In his 1902 speech “The School as Social Center,” John Dewey translated this citizen-centered school tradition and lessons from the Hull House settlement for new immigrants in Chicago into an inclusive vision for a changing America. Schools as civic centers should be places for diverse people to interact, teaching respect in a society which eroded it. They should be adult education centers for people of all ages. They could be mechanisms for people to shape a changing world of work.
The authors went on to describe how parents, teachers, and community members came together to reframe a debate over school choice in Georgia:
Last year, an education fight in Georgia suggested how the idea of schools as centers of civic life might birth a new educational politics. The governor, Nathan Deal, put a constitutional amendment on the ballot to allow the governor to take charge of “chronically failing” schools. Under his plan, called the Opportunity School District, failed schools would either be run by a state agency or be converted to charter schools under management contracts open to profit-making businesses. Supporters claimed that the amendment would save kids trapped in cycles of poverty. With support from large corporations and charter school groups, Deal’s amendment was expected to pass easily…
The coalition included the teachers’ union, black clergy and inner-city leaders, the Georgia Parent Teacher Association, rural school boards, and key Republican strongholds. Amendment One lost with over 60 percent voting in opposition…The key to the coalition’s success was shifting to an approach that encouraged local creativity, engagement with local cultures, local leadership and power. It reframes the vision of schools by the people in inclusive ways.
“We argued that schools are much more than places to teach kids,” he said. “They are rallying centers in rural communities and inner cities. They are economic engines. They are community assets where people should have ownership.”

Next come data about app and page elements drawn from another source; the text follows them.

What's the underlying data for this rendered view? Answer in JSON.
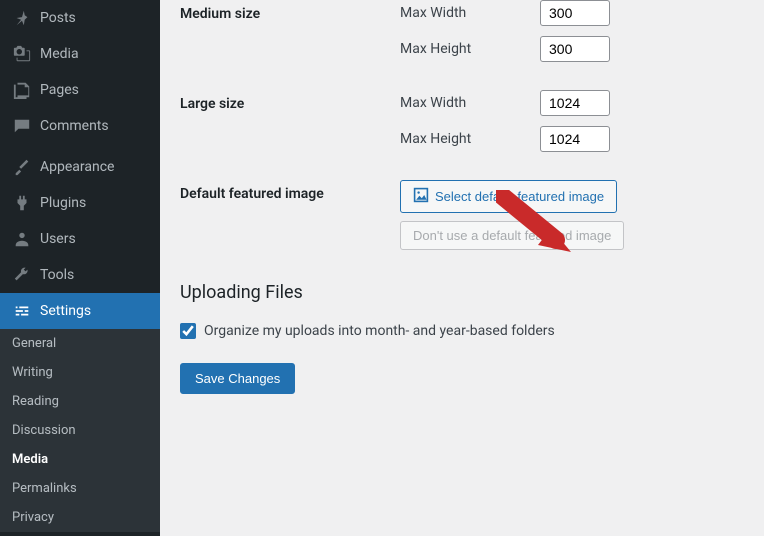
{
  "sidebar": {
    "posts": "Posts",
    "media": "Media",
    "pages": "Pages",
    "comments": "Comments",
    "appearance": "Appearance",
    "plugins": "Plugins",
    "users": "Users",
    "tools": "Tools",
    "settings": "Settings"
  },
  "submenu": {
    "general": "General",
    "writing": "Writing",
    "reading": "Reading",
    "discussion": "Discussion",
    "media": "Media",
    "permalinks": "Permalinks",
    "privacy": "Privacy"
  },
  "settings": {
    "medium_label": "Medium size",
    "large_label": "Large size",
    "dfi_label": "Default featured image",
    "max_width": "Max Width",
    "max_height": "Max Height",
    "medium_w": "300",
    "medium_h": "300",
    "large_w": "1024",
    "large_h": "1024",
    "select_dfi": "Select default featured image",
    "remove_dfi": "Don't use a default featured image",
    "uploading_heading": "Uploading Files",
    "organize": "Organize my uploads into month- and year-based folders",
    "save": "Save Changes"
  }
}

If reframing the school debate as a civic question can happen in Georgia, it can happen anywhere. It is up to “we the people.”